Before there was Shirley Temple, there was Baby Peggy. Debuting at the age of 3 and appearing in more than 150 shorts and films during the silent era.
Baby Peggy was born Peggy-Jean Montgomery on October 29, 1918 in Merced California to Marian and Jack Montgomery.
Her father, Jack Montgomery was a cowboy for several years all over the western states. He ended up in the movies as a stuntman and extra driving stagecoaches. He also served as Tom Mix's stunt double.
Baby Peggy was discovered while visiting the Century Studios lot on Sunset Boulevard with her mother when she was a mere 19 months old. Impressed by Peggy's well-behaved demeanor and willingness to follow directions, director Fred Fishbach hired her to appear in a series of short films with Century's canine star, Brownie the Wonder Dog.
Baby Peggy made her debut in Her Circus Man (1921) at the age of 3.
She went on to appear in nearly 150 shorts between 1920 and 1923 and nine full feature films.
Baby Peggy appeared in such shorts as On With The Show (1921), Playmates (1921), Brownie's Baby Doll (1921), Get Rich Quick Peggy (1921), Circus Clowns (1922), The Kid Reporter (1923), Little Red Riding Hood (1922), Peggy Behave (1922), The Darling of New York (1923), Hansel and Gretel (1923) and Jack and The Beanstalk (1924).
The vast majority of Baby Peggy's films have not survived and records related to their production have been lost.
A handful of Baby Peggy shorts, including Playmates (1921), Miles of Smiles (1923), and Sweetie (1923) have been discovered and preserved in film archives around the world, including the Museum of Modern Art in New York City.
Her first full length film was Penrod (1922).
Her full length films The Family Secret, April Fool (1926), Capatin January (1924) and Helen's Babies (1924) have also survived and have been restored.
Many of Baby Peggy's popular comedies were parodies of movies that grown-up stars had made, and she delightfully imitated such legends as Rudolph Valentino, Mary Pickford, Mae Murray and Pola Negri.
Baby Peggy's film career abruptly ended in 1925 when her father had a falling out with Sol Lesser over her salary and cancelled her contract. From 1925 to 1929, Peggy enjoyed a successful career as a vaudeville performer.

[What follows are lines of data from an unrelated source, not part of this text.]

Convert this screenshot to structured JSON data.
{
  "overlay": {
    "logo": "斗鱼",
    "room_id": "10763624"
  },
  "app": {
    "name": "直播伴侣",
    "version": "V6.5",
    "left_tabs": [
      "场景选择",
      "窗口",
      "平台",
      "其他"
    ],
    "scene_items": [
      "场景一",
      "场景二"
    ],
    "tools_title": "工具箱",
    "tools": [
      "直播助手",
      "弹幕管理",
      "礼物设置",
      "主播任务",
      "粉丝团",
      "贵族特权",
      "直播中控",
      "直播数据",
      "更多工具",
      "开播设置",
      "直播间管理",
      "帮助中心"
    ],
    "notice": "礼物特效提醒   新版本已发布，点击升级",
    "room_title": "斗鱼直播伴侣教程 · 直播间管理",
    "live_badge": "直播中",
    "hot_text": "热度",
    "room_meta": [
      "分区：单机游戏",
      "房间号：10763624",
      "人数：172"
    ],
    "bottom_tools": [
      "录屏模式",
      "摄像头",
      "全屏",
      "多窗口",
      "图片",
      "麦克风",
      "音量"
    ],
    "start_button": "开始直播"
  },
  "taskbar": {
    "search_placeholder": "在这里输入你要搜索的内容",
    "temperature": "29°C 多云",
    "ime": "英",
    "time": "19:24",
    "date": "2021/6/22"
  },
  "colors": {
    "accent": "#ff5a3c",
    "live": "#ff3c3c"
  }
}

Baby Peggy reportedly made at least two million dollars in her early career but her parents' bad management and free spending left her in poverty. This resulted in several nervous breakdowns in young adulthood.
At the age of seventeen, trying to escape the film industry and her parents' plans for her life, Baby Peggy ran away from home and rented an apartment with her sister Louise. She married actor Gordon Ayres in 1938, but the union was not a happy one. She divorced Ayres in 1948 and married Bob Cary (sometimes listed as Bob Carey) in 1954. They are still married today.
She adopted the name Diana Serra Cary and is now a publisher, historian and author. Her books included "What Ever Happened to Baby Peggy: The Autobiography of Hollywood's Pioneer Child Star" and "Jackie Coogan: The World's Boy King: A Biography of Hollywood's Legendary Child Star."
She has also advocated reforms in child performer protection laws, most recently as a member of the organization A Minor Consideration. As a toddler she worked eight hours a day, six days a week. She was generally required to perform her own stunts, which included being held underwater in the ocean until she fainted in Sea Shores Shapes (1921) and escaping alone from a burning room in The Darling of New York (1923).